For Yang, a relative newcomer to show-biz, the series marks his television debut. For Hunter, the younger of his two older sisters, it’s the latest in a career path that began with dance lessons as a child more than 30 years ago. She attended Canterbury High School, Ottawa’s arts-focused secondary school. 

“Her dream was always to perform,” said Yang, 34, in an interview. “But that was never the path I thought was an option for me.” 

While his sister studied dance, Yang did gymnastics. He was an elite gymnast throughout his youth, ultimately leaving Merivale High School at 16 to train in Montreal, finishing high school through correspondence courses. He was a member of the Canadian National Team and received a scholarship to study at Penn State, majoring in marketing. 

A few years after graduation, Yang was working at an advertising agency in Toronto when he got a call from a Manhattan number. To his astonishment, they asked if he would be interested in auditioning for a Broadway revival of Miss Saigon.

Continue Reading

Headlines

COVID-19: uOttawa to require vaccination for students living in residence

Editor

Published

on

By

Vaccination will be mandatory for students who want to live in residence at the University of Ottawa this year, with proof of vaccination and at least one dose required before move-in, or within two weeks of doing so if they can’t secure a shot before arriving.

Those who can’t receive a vaccine for “health-related reasons or other grounds protected under the Ontario Human Rights Code” will be able to submit a request for accommodation through the university’s housing portal, according to information on the university’s website.

Students with one dose living in residence will also have to receive their second dose “within the timeframe recommended by Ottawa Public Health.”

People who haven’t been granted an exemption and don’t get vaccinated or submit proof of having done so by the deadlines set out by the school will have their residence agreements terminated, uOttawa warns.

“Medical and health professionals are clear that vaccination is the most (effective) means of protecting people and those around them,” reads a statement provided to this newspaper by uOttawa’s director of strategic communications, Patrick Charette.

Article content

“It is precisely for this reason that the University of Ottawa is requiring all students living in residence for the 2021-2022 academic year to be fully vaccinated. The University recognizes that some students may require accommodations for a variety of reasons and will be treating exceptions appropriately.”

Faculty, staff and students are also strongly encouraged to get vaccinated, the statement notes.

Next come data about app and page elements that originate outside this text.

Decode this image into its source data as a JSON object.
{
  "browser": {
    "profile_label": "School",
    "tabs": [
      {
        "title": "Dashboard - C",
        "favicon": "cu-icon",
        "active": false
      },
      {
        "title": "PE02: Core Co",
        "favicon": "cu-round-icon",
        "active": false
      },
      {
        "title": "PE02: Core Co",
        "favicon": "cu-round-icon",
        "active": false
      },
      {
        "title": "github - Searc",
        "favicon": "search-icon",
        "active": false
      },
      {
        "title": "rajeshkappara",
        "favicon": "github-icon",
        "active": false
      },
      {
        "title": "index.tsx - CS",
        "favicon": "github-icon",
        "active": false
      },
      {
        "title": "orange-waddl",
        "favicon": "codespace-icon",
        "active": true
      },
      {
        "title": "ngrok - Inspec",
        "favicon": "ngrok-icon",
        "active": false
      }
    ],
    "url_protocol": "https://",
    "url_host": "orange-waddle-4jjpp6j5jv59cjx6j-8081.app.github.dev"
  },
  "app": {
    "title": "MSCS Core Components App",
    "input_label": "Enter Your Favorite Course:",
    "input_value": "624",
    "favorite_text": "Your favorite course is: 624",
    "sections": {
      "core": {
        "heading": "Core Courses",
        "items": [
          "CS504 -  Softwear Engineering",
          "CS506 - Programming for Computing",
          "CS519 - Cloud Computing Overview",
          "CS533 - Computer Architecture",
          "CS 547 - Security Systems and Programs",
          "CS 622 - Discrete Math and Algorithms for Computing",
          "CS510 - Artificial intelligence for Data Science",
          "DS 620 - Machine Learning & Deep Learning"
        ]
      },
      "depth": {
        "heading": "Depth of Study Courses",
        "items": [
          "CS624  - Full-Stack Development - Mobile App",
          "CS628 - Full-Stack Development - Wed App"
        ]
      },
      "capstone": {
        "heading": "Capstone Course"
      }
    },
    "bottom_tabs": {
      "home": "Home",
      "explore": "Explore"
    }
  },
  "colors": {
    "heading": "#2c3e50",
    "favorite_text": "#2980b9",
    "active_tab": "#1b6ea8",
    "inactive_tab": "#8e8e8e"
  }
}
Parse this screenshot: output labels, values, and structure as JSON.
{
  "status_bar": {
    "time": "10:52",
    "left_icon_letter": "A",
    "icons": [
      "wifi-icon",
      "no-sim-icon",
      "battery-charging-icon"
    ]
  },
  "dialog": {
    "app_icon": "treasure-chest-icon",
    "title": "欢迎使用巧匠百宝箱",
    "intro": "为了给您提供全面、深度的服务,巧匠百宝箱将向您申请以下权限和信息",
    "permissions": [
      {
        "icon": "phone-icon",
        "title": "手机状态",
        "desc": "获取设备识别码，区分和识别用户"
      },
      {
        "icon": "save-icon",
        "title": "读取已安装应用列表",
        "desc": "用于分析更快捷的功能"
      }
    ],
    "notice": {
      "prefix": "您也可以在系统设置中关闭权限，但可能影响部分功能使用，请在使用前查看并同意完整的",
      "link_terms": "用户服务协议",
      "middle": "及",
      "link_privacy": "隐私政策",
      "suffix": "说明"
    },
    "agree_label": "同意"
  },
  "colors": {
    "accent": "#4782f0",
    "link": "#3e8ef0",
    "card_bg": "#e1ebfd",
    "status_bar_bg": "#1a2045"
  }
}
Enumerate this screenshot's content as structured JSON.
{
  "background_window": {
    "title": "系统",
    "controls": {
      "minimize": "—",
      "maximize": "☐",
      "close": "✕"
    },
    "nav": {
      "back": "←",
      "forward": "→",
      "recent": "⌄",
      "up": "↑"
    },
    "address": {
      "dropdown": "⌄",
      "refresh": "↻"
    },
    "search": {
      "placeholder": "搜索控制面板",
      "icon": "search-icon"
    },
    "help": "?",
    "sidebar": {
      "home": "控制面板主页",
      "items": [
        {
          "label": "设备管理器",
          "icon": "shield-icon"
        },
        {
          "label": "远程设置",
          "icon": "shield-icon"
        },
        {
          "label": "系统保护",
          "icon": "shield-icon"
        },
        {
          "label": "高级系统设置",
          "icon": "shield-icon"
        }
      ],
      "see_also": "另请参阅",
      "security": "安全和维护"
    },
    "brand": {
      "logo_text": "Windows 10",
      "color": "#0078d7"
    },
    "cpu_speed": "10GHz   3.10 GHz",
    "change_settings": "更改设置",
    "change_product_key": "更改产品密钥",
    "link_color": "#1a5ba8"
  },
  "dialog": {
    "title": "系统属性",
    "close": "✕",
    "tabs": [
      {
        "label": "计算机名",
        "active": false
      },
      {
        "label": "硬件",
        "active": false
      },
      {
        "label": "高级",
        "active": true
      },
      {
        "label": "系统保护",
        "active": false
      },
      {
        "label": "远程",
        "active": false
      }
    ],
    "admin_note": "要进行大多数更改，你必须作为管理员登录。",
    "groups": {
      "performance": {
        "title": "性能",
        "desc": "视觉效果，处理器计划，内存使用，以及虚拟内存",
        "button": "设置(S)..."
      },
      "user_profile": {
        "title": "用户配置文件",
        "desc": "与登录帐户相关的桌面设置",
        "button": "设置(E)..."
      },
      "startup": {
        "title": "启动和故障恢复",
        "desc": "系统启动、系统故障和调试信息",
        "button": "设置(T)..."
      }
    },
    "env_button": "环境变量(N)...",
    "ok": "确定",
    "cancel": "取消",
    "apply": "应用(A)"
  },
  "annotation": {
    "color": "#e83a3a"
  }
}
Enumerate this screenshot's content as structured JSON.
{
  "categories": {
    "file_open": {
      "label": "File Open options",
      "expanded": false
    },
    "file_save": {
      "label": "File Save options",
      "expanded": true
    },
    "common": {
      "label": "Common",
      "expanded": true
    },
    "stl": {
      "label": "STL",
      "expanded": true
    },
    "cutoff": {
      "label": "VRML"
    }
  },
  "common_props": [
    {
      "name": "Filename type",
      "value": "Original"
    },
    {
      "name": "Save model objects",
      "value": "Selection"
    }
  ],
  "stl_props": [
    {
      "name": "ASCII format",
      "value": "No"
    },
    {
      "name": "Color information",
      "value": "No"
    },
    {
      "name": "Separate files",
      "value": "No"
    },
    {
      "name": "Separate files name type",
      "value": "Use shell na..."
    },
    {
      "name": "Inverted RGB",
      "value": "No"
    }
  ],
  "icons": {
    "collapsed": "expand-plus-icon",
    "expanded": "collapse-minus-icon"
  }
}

“Ensuring a high vaccine coverage in all communities is critical to ensuring an ongoing decline in cases and ending the pandemic. This will be especially important with the return of students to post-secondary institutions in our region in the fall of 2021.”

Neither Carleton University nor Algonquin College is currently mandating vaccination for students living in residence, according to the websites for both schools. But uOttawa isn’t alone in its policy – Western University, Trent University, Durham College and Fanshawe College have all implemented similar requirements. Seneca College, in the GTA, is going even further, making vaccination mandatory for students and staff to come to campus, in-person, for the fall term.

Continue Reading

Chat

Trending